Association of Chronic Low-grade Inflammation With Risk of Alzheimer Disease in ApoE4 Carriers
The association between peripheral inflammatory biomarkers and Alzheimer disease (AD) is not consistent in the literature. It is possible that chronic inflammation, rather than 1 episode of inflammation, interacts with genetic vulnerability to increase the risk for AD.
To study the interaction between the apolipoprotein E (ApoE) genotype and chronic low-grade inflammation and its association with the incidence of AD.
Design, Setting, and Participants
In this cohort study, data from 2656 members of the Framingham Heart Study offspring cohort (Generation 2; August 13, 1971-November 27, 2017) were evaluated, including longitudinal measures of serum C-reactive protein (CRP), diagnoses of incident dementia including AD, and brain volume. Chronic low-grade inflammation was defined as having CRP at a high cutoff level at a minimum of 2 time points. Statistical analysis was performed from December 1, 1979, to December 31, 2015.
Main Outcomes and Measures
Development of AD and brain volumes.

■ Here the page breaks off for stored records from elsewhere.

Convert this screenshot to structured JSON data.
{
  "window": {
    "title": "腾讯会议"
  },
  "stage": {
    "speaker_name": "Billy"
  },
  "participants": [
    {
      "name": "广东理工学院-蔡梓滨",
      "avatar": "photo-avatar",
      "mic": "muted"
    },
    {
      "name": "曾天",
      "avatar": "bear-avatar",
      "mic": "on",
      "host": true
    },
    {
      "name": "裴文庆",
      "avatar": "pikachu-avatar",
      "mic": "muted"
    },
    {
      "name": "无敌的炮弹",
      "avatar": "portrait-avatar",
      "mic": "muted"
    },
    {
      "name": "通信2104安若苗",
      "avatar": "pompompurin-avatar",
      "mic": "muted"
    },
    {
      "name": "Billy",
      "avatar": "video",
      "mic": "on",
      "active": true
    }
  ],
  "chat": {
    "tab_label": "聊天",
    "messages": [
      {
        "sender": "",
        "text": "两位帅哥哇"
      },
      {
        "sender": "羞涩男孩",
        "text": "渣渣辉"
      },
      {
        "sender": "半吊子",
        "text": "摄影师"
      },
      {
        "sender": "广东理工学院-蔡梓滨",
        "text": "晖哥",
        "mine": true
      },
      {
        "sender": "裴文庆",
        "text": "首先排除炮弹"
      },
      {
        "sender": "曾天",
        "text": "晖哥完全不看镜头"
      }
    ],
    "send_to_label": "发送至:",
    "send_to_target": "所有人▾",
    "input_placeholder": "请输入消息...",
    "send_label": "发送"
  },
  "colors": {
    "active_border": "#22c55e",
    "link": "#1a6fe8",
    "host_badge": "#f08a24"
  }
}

Of the 3130 eligible participants, 2656 (84.9%; 1227 men and 1429 women; mean [SD] age at last CRP measurement, 61.6 [9.5] years) with both ApoE status and longitudinal CRP measurements were included in this study analysis. Median (interquartile range) CRP levels increased with mean (SD) age (43.3 [9.6] years, 0.95 mg/L [0.40-2.35 mg/L] vs 59.1 [9.6] years, 2.04 mg/L [0.93-4.75 mg/L] vs 61.6 [9.5] years, 2.21 mg/L [1.05-5.12 mg/L]; P < .001), but less so among those with ApoE4 alleles, followed by ApoE3 then ApoE2 genotypes. During the 17 years of follow-up, 194 individuals (7.3%) developed dementia, 152 (78.4%) of whom had AD. ApoE4 coupled with chronic low-grade inflammation, defined as a CRP level of 8 mg/L or higher, was associated with an increased risk of AD, especially in the absence of cardiovascular diseases (hazard ratio, 6.63; 95% CI, 1.80-24.50; P = .005), as well as an increased risk of earlier disease onset compared with ApoE4 carriers without chronic inflammation (hazard ratio, 3.52; 95% CI, 1.27-9.75; P = .009). This phenomenon was not observed among ApoE3 and ApoE2 carriers with chronic low-grade inflammation. Finally, a subset of 1761 individuals (66.3%) underwent brain magnetic resonance imaging, and the interaction between ApoE4 and chronic low-grade inflammation was associated with brain atrophy in the temporal lobe (β = –0.88, SE = 0.22; P < .001) and hippocampus (β = –0.04, SE = 0.01; P = .005), after adjusting for confounders.
Conclusions and Relevance
In this study, peripheral chronic low-grade inflammation in participants with ApoE4 was associated with shortened latency for onset of AD. Rigorously treating chronic systemic inflammation based on genetic risk could be effective for the prevention and intervention of AD.